(Prompt):
Repeat every entry exactly. Do not include the pictures.

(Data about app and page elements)

────────────────────

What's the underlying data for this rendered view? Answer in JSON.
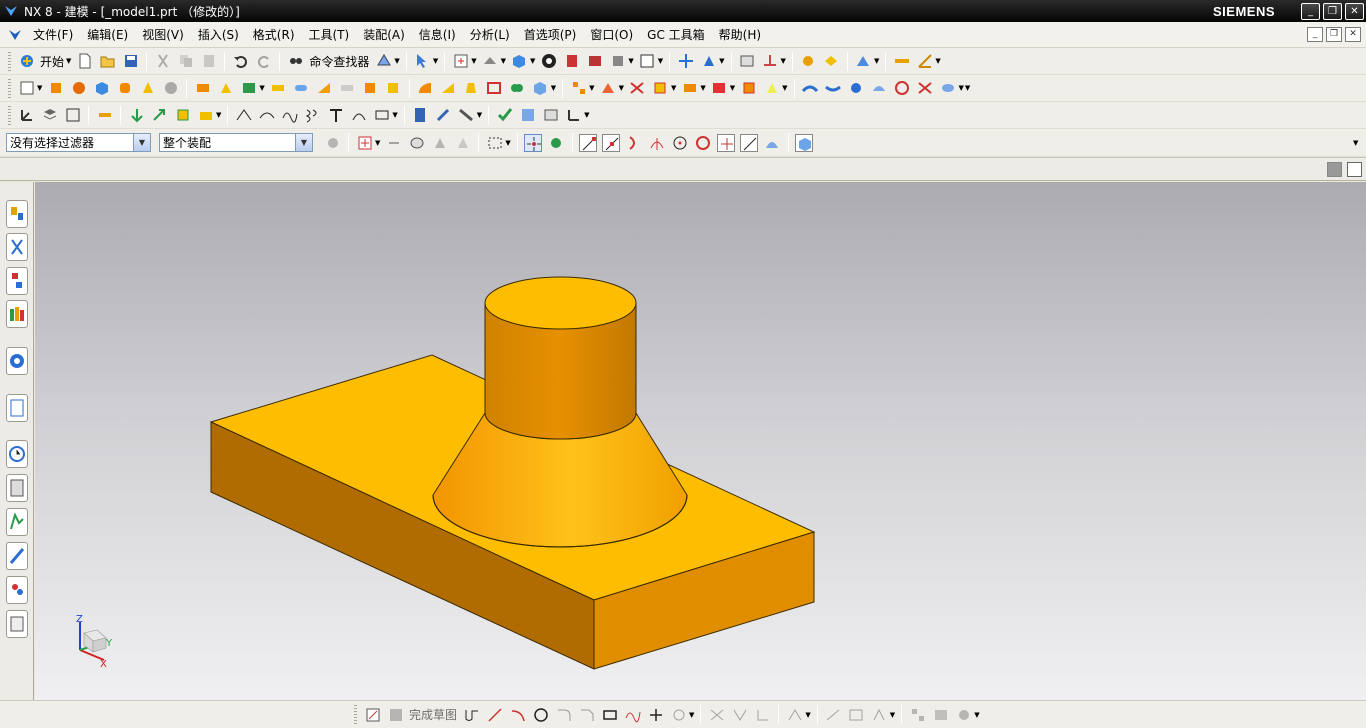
{
  "window": {
    "title": "NX 8 - 建模 - [_model1.prt （修改的）]",
    "brand": "SIEMENS",
    "controls": {
      "minimize": "_",
      "restore": "❐",
      "close": "✕"
    }
  },
  "menubar": {
    "items": [
      "文件(F)",
      "编辑(E)",
      "视图(V)",
      "插入(S)",
      "格式(R)",
      "工具(T)",
      "装配(A)",
      "信息(I)",
      "分析(L)",
      "首选项(P)",
      "窗口(O)",
      "GC 工具箱",
      "帮助(H)"
    ]
  },
  "toolbar_standard": {
    "start_label": "开始",
    "command_finder_label": "命令查找器"
  },
  "selection_bar": {
    "filter_value": "没有选择过滤器",
    "scope_value": "整个装配"
  },
  "sketch_bar": {
    "finish_sketch_label": "完成草图"
  },
  "triad": {
    "z": "Z",
    "y": "Y",
    "x": "X"
  },
  "colors": {
    "part_top": "#ffbd00",
    "part_side_dark": "#b06c00",
    "part_side_light": "#e08e00"
  },
  "icons": [
    "save-icon",
    "open-icon",
    "undo-icon",
    "redo-icon",
    "cut-icon",
    "copy-icon",
    "paste-icon",
    "shade-icon",
    "fit-icon",
    "snap-point-icon",
    "resource-navigator-icon"
  ]
}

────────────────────

(Result for this task):
What's the underlying data for this rendered view? Answer in JSON.
{
  "window": {
    "title": "NX 8 - 建模 - [_model1.prt （修改的）]",
    "brand": "SIEMENS",
    "controls": {
      "minimize": "_",
      "restore": "❐",
      "close": "✕"
    }
  },
  "menubar": {
    "items": [
      "文件(F)",
      "编辑(E)",
      "视图(V)",
      "插入(S)",
      "格式(R)",
      "工具(T)",
      "装配(A)",
      "信息(I)",
      "分析(L)",
      "首选项(P)",
      "窗口(O)",
      "GC 工具箱",
      "帮助(H)"
    ]
  },
  "toolbar_standard": {
    "start_label": "开始",
    "command_finder_label": "命令查找器"
  },
  "selection_bar": {
    "filter_value": "没有选择过滤器",
    "scope_value": "整个装配"
  },
  "sketch_bar": {
    "finish_sketch_label": "完成草图"
  },
  "triad": {
    "z": "Z",
    "y": "Y",
    "x": "X"
  },
  "colors": {
    "part_top": "#ffbd00",
    "part_side_dark": "#b06c00",
    "part_side_light": "#e08e00"
  },
  "icons": [
    "save-icon",
    "open-icon",
    "undo-icon",
    "redo-icon",
    "cut-icon",
    "copy-icon",
    "paste-icon",
    "shade-icon",
    "fit-icon",
    "snap-point-icon",
    "resource-navigator-icon"
  ]
}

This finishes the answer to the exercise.